  19. Spreading depolarizations in patients with spontaneous intracerebral hemorrhage

    DEFF Research Database (Denmark)

    Helbok, Raimund; Schiefecker, Alois Josef; Friberg, Christian;

    2017-01-01

    Pathophysiologic mechanisms of secondary brain injury after intracerebral hemorrhage and in particular mechanisms of perihematomal-edema progression remain incompletely understood. Recently, the role of spreading depolarizations in secondary brain injury was established in ischemic stroke......, subarachnoid hemorrhage and traumatic brain injury patients. Its role in intracerebral hemorrhage patients and in particular the association with perihematomal-edema is not known. A total of 27 comatose intracerebral hemorrhage patients in whom hematoma evacuation and subdural electrocorticography...... patients (67%), a total of 650 spreading depolarizations were observed. Spreading depolarizations were more common in the initial days with a peak incidence on day 2. Median electrocorticography depression time was longer than previously reported (14.7 min, IQR, 9-22 min). Postoperative perihematomal-edema...

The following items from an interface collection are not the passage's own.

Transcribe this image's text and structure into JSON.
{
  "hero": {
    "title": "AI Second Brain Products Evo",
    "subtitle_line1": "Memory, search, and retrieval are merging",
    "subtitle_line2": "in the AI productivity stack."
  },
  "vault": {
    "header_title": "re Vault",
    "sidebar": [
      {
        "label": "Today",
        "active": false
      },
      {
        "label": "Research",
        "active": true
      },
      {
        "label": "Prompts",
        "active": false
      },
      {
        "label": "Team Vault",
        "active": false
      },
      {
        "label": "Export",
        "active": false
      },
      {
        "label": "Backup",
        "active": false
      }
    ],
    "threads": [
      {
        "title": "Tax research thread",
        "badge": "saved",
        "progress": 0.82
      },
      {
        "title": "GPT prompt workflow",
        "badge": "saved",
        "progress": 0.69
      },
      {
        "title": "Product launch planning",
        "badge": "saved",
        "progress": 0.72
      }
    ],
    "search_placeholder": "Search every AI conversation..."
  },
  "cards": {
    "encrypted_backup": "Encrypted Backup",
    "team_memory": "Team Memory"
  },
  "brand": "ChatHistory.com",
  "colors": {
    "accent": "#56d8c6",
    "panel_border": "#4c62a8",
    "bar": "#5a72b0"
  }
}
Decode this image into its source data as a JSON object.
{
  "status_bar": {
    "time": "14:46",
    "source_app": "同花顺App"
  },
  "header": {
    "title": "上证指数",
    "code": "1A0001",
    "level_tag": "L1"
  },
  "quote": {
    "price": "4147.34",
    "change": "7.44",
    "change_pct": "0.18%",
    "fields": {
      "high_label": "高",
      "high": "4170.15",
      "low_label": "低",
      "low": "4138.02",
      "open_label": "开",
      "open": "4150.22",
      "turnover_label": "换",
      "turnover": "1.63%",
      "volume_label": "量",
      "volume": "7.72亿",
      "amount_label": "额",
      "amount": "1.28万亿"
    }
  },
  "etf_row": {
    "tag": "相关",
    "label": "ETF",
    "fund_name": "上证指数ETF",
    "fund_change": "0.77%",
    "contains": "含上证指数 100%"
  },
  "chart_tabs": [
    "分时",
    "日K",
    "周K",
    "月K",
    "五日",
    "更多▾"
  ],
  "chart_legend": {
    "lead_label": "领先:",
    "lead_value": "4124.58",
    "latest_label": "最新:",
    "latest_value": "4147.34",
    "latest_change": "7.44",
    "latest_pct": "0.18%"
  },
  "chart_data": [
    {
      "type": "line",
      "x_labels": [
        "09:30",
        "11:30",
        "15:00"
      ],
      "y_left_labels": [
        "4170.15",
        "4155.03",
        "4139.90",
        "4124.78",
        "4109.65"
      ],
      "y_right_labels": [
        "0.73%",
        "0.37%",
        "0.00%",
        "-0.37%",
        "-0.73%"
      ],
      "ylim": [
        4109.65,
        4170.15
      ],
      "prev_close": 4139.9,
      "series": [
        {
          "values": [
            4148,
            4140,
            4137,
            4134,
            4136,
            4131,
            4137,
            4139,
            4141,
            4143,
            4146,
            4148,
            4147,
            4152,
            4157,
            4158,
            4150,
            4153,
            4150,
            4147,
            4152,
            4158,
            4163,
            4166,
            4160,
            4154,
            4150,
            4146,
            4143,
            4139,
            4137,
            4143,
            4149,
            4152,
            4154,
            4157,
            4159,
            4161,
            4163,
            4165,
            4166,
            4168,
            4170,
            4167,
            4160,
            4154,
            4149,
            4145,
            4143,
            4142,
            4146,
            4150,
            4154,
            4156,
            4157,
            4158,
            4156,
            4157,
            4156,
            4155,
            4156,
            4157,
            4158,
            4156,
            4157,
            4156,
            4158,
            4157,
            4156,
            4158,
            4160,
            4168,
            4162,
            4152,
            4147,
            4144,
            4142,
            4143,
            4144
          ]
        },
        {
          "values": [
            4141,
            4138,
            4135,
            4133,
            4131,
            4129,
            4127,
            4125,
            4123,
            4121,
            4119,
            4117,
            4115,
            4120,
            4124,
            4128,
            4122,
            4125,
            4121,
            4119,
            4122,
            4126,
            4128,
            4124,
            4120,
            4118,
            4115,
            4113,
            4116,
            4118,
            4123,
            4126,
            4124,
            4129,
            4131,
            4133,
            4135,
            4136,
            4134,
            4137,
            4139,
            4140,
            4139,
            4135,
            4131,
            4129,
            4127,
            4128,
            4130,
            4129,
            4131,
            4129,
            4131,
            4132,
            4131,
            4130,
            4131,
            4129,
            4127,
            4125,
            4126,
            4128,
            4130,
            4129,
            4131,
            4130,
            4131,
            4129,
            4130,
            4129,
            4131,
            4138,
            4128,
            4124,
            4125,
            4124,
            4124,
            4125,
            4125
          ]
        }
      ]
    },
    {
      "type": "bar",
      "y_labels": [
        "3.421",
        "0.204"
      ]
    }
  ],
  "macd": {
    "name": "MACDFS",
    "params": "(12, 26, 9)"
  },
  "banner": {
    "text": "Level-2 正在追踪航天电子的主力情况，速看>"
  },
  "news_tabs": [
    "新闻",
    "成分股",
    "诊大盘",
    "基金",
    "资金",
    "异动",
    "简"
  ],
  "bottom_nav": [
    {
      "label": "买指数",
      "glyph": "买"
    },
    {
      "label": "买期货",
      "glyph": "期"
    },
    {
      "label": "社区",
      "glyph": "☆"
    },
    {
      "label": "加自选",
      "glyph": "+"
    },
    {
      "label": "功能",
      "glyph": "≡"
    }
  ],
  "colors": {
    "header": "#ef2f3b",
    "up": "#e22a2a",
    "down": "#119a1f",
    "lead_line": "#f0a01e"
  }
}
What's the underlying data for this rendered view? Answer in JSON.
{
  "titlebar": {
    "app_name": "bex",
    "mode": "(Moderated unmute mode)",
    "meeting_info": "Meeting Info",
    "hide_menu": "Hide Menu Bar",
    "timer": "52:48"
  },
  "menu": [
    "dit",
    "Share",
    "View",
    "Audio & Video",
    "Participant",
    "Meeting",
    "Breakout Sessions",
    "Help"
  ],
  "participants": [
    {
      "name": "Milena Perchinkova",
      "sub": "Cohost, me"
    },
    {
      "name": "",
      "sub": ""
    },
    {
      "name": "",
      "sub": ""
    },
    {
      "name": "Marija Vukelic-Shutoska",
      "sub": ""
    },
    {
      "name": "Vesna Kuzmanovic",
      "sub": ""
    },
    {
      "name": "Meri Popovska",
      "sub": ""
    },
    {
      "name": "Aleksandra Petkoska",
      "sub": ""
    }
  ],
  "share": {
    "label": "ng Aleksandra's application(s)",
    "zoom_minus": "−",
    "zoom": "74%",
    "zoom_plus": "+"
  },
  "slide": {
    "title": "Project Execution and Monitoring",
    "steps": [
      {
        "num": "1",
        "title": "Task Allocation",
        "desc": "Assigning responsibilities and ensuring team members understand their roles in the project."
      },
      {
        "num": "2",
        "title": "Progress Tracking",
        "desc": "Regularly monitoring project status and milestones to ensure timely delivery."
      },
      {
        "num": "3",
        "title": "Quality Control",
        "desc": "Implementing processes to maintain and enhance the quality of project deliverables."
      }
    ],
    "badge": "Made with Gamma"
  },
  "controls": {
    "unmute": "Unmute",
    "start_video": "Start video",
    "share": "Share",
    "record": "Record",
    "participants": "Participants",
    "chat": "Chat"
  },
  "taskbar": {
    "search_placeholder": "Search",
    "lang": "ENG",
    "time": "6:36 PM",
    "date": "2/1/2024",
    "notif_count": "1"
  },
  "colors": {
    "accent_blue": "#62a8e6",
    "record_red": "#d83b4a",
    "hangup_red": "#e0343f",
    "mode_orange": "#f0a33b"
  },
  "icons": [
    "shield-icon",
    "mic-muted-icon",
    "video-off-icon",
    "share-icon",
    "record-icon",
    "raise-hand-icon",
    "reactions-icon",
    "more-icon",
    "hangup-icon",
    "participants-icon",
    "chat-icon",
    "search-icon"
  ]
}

  20. Analyses of corium spreading in Mark I containment geometry

    Energy Technology Data Exchange (ETDEWEB)

    Sienicki, J.J.; Chu, C.C.; Farmer, M.T.

    1991-12-31

    An assessment of melt spreading in the Mark I system has been carried out using the MELTSPREAD-1 computer code together with supporting analyses. Application of MELTSPREAD-1 confirms the calculation of shell survival in a wet containment for the most probable melt release conditions from NUREG/CR-5423. According to MELTSPREAD-1, a dry containment also may not be threatened by melt spreading. This reflects the heat losses undergone by the melt in the process of spreading to the shell conservatively neglected in NUREG/CR-5423. However, there exist parameter ranges outside the most probable set where shell failure may be calculated. Accounting for the breakup and quenching of melt relocating through a deep layer of subcooled water also conservatively neglected in NUREG/CR-5423 can reduce the set of parameter variations for which containment failure is calculated in the wet case.